by Jack Liles
Psychological Safety is often defined as a workplace environment that encourages reasonable risk-taking, innovation and creative thinking, absent the personal fear of being negatively criticized or ostracized by the workgroup or team.
When I was flying with Navy squadrons deployed aboard aircraft carriers, we fostered and thrived in our own psychologically safe culture, primarily through the practice of Debriefing.
We essentially Debriefed everything: Individual flights, larger missions, our strategic plans, safety initiatives, maintenance work and overall team/squadron performance.

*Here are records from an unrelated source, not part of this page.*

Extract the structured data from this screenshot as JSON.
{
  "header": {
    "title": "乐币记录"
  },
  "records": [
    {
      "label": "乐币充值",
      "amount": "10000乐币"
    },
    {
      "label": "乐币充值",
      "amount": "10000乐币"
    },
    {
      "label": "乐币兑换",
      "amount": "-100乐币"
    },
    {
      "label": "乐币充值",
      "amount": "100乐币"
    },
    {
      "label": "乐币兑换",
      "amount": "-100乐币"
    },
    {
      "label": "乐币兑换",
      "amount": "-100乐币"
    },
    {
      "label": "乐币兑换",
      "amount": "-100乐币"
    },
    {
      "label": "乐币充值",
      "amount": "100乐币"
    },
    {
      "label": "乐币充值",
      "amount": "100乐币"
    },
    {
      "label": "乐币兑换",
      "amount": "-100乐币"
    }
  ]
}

And because the Debriefs were an effective, safe, impersonal and objective effort to learn from mistakes and reinforce successes, our culture encouraged aggressive and innovative problem solving, leadership and execution.
Much is being written and practiced today around “celebrating failure”. Psychologically safe work environments are most definitely about encouraging innovation, and subsequent failures, without the fear of repercussions or reprisals.
The practice of Debriefing supports this effort to build culture and teams that find new and better ways of solving problems, and adapt progressively and proactively to changing technology, markets and opportunities.
A key to the effective practice of supporting failure and psychological safety is context. Failure, or mistakes, are accepted as a by-product of progressive business practices as long as they fit within the context of reasonable and safe boundaries.
We didn’t buzz our jets under the Golden Gate Bridge or do a tower fly-by because we knew we’d be forgiven in the Debrief.
Similarly, I wouldn’t want to create an environment that encourages a sales person to invent their own unseen pricing scheme and present it to a customer, just because the resultant failure might be “safely” Debriefed later. Every business model or team must understand their relevant context of risk and failure, and the boundaries and parameters within which failure can be accepted constructively.
Learning from Failure and Success
Debriefing reinforces that mistakes and failures are an inevitable part of risk-taking, and that a critical outcome is the lessons we learn from both successes and failures.
The most powerful benefit of Debriefing is that over time, it teaches us how to get better. With transparency, accountability, and within a safe spirit of continuous improvement. A culture of Debriefing doesn’t allow for CYA, blame-gaming or spinning.
But Debriefing also works to reinforce and celebrate successes and wins as well. Breaking down successful business engagements and learning from them is just as important as learning from those that went wrong.
Businesses, however, just like fighter squadrons, need to ensure they’re succeeding more than failing, or at least trending in a successful direction. Hence my insistence that we need context and parameters around “celebrating failure”.
A good Debrief is a fruitful, humbling, constructive and positive experience. It takes the concept of psychological safety and transforms it into a day-to-day practice that promotes continuous learning and improvement. A culture that Debriefs promotes innovation, intelligent risk-taking, and creativity.
Get in touch if I can help your organization begin exploring how Debriefing can help you create psychological safety within your culture.
#debrief #psychologicalsafety #continousimprovement #leadership
Jack Liles is a Partner at TechCXO, providing on-demand Chief Sales Officer duties to client companies in need of go-to-market plan development, improved sales performance, leadership and structure. Jack is a veteran Naval Officer and recovering F-14 Tomcat flyer. Following his service, Jack earned leadership roles at the ad agency Leo Burnett, Coca-Cola, UPS and at numerous successful (and unsuccessful) start-ups. Connect with Jack at firstname.lastname@example.org.